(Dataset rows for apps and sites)
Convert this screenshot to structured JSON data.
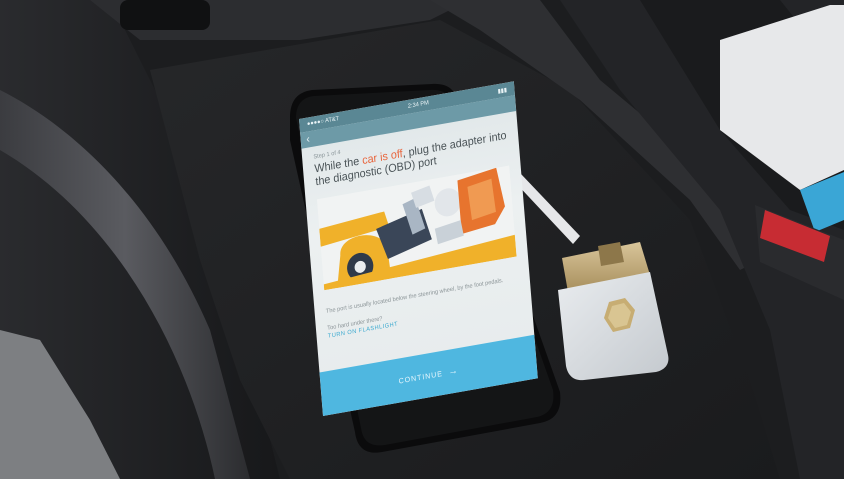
{
  "screen": {
    "status_left": "●●●●○ AT&T",
    "status_center": "2:34 PM",
    "status_right": "▮▮▮",
    "step_label": "Step 1 of 4",
    "headline_before": "While the ",
    "headline_accent": "car is off",
    "headline_after": ", plug the adapter into the diagnostic (OBD) port",
    "body_text": "The port is usually located below the steering wheel, by the foot pedals.",
    "link_question": "Too hard under there?",
    "link_text": "TURN ON FLASHLIGHT",
    "continue_label": "CONTINUE"
  },
  "colors": {
    "accent": "#e8643b",
    "button": "#4fb7e0",
    "link": "#3aa9cf"
  },
  "icons": [
    "back-icon",
    "arrow-right-icon"
  ]
}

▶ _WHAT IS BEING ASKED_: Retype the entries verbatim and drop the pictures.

▶ _SOLUTION TO THE PROBLEM_:
Convert this screenshot to structured JSON data.
{
  "screen": {
    "status_left": "●●●●○ AT&T",
    "status_center": "2:34 PM",
    "status_right": "▮▮▮",
    "step_label": "Step 1 of 4",
    "headline_before": "While the ",
    "headline_accent": "car is off",
    "headline_after": ", plug the adapter into the diagnostic (OBD) port",
    "body_text": "The port is usually located below the steering wheel, by the foot pedals.",
    "link_question": "Too hard under there?",
    "link_text": "TURN ON FLASHLIGHT",
    "continue_label": "CONTINUE"
  },
  "colors": {
    "accent": "#e8643b",
    "button": "#4fb7e0",
    "link": "#3aa9cf"
  },
  "icons": [
    "back-icon",
    "arrow-right-icon"
  ]
}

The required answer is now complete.